But this is all tough for a sports fan. Playing NBA 2K can only do so much. And while there are a ton of options for watching TV, it is not the same as watching basketball and the sport everyone loves. Let alone the team we all love.
Sports are meant to serve as a form of entertainment at the end of the day. For many, it is an escape from a sometimes dark world. It is something to look forward to at the end of the day — a simple drama with low stakes but all the passion as if it did. That is a part of the beauty of sports and what draws us to it.
Sports are a way to distract from the problems from the real world.
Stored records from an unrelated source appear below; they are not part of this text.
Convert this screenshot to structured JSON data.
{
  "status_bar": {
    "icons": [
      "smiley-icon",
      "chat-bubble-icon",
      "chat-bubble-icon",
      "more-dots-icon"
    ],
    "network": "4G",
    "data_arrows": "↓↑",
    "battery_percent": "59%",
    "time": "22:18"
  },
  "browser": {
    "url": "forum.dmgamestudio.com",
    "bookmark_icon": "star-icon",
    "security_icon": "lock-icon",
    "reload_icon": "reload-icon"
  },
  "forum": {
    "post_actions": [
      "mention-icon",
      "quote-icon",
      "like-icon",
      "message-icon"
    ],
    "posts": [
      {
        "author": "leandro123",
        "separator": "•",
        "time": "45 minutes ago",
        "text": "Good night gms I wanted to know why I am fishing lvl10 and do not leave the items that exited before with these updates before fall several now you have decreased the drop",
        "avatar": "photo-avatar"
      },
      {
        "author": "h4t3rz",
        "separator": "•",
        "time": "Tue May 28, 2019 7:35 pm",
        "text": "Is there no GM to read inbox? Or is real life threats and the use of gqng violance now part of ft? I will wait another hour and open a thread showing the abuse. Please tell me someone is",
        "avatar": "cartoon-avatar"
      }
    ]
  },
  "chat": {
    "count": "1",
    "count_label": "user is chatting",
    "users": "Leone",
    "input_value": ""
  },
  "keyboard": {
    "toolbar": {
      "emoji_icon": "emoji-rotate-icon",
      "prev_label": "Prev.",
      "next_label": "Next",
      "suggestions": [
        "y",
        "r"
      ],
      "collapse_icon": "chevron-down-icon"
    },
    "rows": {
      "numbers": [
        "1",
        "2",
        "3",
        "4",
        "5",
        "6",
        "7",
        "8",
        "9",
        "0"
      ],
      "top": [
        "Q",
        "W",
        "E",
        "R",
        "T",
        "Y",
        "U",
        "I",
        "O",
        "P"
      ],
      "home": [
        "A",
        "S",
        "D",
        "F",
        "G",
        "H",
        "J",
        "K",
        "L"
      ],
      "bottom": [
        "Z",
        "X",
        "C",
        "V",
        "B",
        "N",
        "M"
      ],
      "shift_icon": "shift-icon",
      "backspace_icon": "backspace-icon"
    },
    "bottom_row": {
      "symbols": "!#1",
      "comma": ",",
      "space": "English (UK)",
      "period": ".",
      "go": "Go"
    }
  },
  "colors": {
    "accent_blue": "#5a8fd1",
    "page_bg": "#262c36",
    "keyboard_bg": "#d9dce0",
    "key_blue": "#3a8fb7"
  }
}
And that distraction is gone at a time when a lot of people need it most.
The news right now can be scary — nothing we as a society cannot overcome, but for most of us dealing with a pandemic of this magnitude is new.
The sports leagues made the right choice halting their leagues. But there is an emptiness from them doing so. We all could use a little distraction. The uncertainty and unpredictability of live sports create drama that thrills even those who do not regularly watch sports.
There will be no replacing live sports and the feeling of not knowing the outcome. There are no games to play right now.
But having the Magic back on TV provided some comfort. It was good to hear David Steele and Jeff Turner and Dante Marchitelli calling a game again. It brought you back into the rhythm of the season and made everything feel normal again.
That has value in these odd times. Just to create a little feeling of normalcy.
There will be more Magic games to rewatch until the scheduled end of the season on April 15. There will be great memories to relive and enjoy. Having a Magic to watch roughly every other day will bring back the same rhythm of the season. The same anticipation and desire to watch the sport so many of us love again on a regular basis.
The anticipation for these moments will mimic the anticipation for the end of a game. And that will have to do for now.
Watching Magic basketball will provide some sense of normalcy as we all do our best to stay in and fight the spread of the coronavirus.
That is all sports can do right now for us. And we are thankful for it.
For more information about COVID-19, visit the CDC’s website or the website for your state’s Department of Health.